|Boiling rock salt and water in a vat|
From Pasuquin Bakery, we next proceeded to a crude salt processing area near the National Highway to observe the long-time tradition of making of rock salt, said to be one of the finest in the country. Salt, besides being a seasoning, is used as a food preservative for meat and fish and, here in the country, in the making of the local bagoong (fish sauce). It is so important, even in the olden times, that the early Roman soldier’s pay was in salt and that the word “salary” was derived from it. The taste of salt (saltiness) is also one of the basic human tastes.
|The finished product|

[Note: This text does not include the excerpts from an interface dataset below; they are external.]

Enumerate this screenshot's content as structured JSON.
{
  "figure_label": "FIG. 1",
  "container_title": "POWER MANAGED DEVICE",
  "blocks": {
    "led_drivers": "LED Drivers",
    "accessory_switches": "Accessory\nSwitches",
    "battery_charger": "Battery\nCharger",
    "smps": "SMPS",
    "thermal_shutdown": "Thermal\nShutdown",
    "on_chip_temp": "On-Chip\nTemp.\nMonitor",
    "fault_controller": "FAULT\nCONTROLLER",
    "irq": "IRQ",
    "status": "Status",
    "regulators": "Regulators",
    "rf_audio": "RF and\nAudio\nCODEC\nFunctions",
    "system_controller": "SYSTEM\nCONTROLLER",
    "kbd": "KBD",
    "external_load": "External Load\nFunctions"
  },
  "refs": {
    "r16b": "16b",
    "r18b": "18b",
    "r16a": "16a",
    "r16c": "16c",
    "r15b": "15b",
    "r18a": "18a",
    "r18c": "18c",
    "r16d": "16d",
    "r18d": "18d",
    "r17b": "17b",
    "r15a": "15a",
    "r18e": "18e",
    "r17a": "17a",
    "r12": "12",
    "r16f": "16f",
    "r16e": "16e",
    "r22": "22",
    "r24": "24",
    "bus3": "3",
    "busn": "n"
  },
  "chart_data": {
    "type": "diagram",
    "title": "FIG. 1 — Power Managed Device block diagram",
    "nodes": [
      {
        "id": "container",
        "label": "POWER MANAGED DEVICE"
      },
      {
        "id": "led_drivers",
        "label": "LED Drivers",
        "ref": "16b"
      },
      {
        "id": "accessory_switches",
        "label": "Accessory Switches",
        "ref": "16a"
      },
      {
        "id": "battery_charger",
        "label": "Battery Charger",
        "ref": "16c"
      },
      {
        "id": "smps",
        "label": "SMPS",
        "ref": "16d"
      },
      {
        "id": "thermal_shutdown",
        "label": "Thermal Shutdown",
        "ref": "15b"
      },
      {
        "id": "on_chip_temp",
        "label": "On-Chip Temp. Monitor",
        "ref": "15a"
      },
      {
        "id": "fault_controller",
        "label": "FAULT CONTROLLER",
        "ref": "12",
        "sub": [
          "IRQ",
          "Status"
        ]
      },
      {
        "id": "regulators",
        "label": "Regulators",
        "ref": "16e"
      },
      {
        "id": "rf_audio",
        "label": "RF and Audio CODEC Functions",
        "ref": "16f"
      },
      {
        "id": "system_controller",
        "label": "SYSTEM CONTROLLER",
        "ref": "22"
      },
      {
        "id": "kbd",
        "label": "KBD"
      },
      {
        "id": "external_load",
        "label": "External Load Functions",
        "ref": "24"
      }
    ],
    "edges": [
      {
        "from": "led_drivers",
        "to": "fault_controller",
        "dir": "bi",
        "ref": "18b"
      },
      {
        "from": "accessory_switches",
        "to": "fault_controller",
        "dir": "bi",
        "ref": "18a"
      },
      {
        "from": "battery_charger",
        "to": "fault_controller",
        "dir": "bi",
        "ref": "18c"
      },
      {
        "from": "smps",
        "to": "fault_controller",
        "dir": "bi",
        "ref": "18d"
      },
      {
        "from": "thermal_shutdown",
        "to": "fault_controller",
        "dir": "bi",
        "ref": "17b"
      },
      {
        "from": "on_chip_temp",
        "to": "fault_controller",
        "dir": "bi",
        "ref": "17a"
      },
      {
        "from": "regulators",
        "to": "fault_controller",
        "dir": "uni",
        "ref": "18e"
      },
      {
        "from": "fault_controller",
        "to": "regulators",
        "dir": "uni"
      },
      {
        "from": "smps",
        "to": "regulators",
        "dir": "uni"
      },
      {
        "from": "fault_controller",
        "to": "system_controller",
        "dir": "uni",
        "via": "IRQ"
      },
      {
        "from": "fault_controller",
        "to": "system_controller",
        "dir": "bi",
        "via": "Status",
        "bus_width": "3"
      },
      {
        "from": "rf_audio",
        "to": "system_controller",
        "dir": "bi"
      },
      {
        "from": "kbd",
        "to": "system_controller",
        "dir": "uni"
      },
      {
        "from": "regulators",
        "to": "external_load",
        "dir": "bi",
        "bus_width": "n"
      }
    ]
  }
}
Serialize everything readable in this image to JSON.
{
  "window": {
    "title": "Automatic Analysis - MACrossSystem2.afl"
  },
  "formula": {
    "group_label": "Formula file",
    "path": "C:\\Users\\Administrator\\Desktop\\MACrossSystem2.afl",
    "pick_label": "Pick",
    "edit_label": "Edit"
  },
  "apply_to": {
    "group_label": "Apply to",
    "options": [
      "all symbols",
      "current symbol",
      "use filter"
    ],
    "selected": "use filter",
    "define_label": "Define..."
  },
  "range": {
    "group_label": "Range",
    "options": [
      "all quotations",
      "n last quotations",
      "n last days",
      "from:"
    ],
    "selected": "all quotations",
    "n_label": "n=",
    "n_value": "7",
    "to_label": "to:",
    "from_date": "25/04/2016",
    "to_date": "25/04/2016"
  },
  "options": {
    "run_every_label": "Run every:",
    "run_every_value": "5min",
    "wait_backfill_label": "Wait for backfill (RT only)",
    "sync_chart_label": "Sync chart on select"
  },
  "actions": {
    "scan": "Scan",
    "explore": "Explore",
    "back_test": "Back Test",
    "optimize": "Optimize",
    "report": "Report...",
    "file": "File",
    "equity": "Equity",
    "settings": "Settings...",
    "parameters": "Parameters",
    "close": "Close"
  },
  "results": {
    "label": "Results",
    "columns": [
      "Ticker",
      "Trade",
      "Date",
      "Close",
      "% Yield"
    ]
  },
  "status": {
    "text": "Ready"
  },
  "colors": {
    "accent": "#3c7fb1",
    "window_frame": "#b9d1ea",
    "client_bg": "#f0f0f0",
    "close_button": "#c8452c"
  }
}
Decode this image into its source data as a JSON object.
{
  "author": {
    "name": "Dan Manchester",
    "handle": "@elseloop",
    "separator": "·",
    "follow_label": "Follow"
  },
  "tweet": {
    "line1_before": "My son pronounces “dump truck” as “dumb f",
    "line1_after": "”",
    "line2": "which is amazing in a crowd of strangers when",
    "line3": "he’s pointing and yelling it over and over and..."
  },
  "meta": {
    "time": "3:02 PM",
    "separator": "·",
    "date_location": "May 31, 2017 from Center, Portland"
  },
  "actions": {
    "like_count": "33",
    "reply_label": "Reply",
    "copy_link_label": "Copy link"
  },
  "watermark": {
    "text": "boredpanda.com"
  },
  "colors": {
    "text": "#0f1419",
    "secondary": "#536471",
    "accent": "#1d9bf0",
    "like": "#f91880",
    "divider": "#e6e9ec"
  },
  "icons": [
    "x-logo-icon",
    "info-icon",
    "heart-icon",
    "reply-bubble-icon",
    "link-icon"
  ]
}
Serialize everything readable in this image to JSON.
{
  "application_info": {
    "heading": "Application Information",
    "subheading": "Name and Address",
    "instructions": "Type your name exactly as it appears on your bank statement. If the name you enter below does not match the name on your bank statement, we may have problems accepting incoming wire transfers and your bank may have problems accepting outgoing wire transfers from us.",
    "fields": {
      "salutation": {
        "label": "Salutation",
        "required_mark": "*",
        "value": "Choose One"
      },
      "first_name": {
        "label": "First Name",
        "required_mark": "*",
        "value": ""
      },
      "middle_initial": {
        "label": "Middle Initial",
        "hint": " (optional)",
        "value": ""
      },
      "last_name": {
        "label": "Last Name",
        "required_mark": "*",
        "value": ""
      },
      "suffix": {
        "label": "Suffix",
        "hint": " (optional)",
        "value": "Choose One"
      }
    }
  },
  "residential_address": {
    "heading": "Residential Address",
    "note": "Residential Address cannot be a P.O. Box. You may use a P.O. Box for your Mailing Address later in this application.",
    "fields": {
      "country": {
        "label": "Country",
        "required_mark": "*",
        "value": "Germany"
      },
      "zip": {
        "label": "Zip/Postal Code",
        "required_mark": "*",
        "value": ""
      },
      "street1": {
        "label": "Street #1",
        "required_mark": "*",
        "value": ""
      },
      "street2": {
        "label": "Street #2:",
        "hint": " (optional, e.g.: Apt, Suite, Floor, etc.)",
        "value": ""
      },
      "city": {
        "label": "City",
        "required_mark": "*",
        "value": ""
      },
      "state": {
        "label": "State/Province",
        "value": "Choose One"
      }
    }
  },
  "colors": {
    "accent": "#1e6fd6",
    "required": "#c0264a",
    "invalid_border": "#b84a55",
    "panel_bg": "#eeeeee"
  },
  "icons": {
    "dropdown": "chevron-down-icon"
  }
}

Clean sea water is first pumped into salt beds along the seashore, sun dried there for several hours and, when the various sediments and impurities have settled, the dried salt is transferred to vats in makeshift huts. Water is poured into the vats and then heated overnight (around 12 hours) by ovens directly underneath the pans, fueled by rice by-products such as dried husks, leaves and stalks.The coarseness diminishes during boiling, leaving pure white salt. The salt is then sprayed with iodine, packed in 10-kg. sacks and sold at around PhP60 per sack. On average, 5 sacks of salt are produced in a day.